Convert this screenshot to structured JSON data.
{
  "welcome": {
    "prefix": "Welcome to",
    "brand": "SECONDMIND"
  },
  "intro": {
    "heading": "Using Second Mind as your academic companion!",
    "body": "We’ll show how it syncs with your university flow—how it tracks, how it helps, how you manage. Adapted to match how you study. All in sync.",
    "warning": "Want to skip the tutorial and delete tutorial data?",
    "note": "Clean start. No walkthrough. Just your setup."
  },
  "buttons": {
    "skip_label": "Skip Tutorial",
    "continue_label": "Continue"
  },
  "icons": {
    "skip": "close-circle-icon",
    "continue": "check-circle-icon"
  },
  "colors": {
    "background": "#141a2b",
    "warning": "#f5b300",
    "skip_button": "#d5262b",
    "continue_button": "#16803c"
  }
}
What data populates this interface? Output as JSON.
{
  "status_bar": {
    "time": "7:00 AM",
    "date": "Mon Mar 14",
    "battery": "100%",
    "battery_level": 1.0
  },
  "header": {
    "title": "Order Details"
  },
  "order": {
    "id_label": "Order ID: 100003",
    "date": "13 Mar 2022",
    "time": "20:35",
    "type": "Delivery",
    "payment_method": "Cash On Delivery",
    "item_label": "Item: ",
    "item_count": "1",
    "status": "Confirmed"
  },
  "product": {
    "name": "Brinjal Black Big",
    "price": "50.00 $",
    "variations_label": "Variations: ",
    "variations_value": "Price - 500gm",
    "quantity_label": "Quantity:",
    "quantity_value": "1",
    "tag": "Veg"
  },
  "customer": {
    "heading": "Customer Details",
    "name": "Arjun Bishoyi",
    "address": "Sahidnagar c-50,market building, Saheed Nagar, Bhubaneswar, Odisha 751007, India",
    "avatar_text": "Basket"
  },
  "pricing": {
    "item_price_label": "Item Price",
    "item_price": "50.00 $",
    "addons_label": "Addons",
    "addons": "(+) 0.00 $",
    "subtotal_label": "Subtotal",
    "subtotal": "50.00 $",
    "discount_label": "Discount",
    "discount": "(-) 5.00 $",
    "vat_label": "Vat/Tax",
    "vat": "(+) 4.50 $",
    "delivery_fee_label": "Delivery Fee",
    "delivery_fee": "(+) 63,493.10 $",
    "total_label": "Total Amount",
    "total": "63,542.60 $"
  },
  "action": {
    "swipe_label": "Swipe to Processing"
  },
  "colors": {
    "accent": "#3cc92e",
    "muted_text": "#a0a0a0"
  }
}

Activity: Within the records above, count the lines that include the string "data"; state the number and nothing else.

Final answer: 3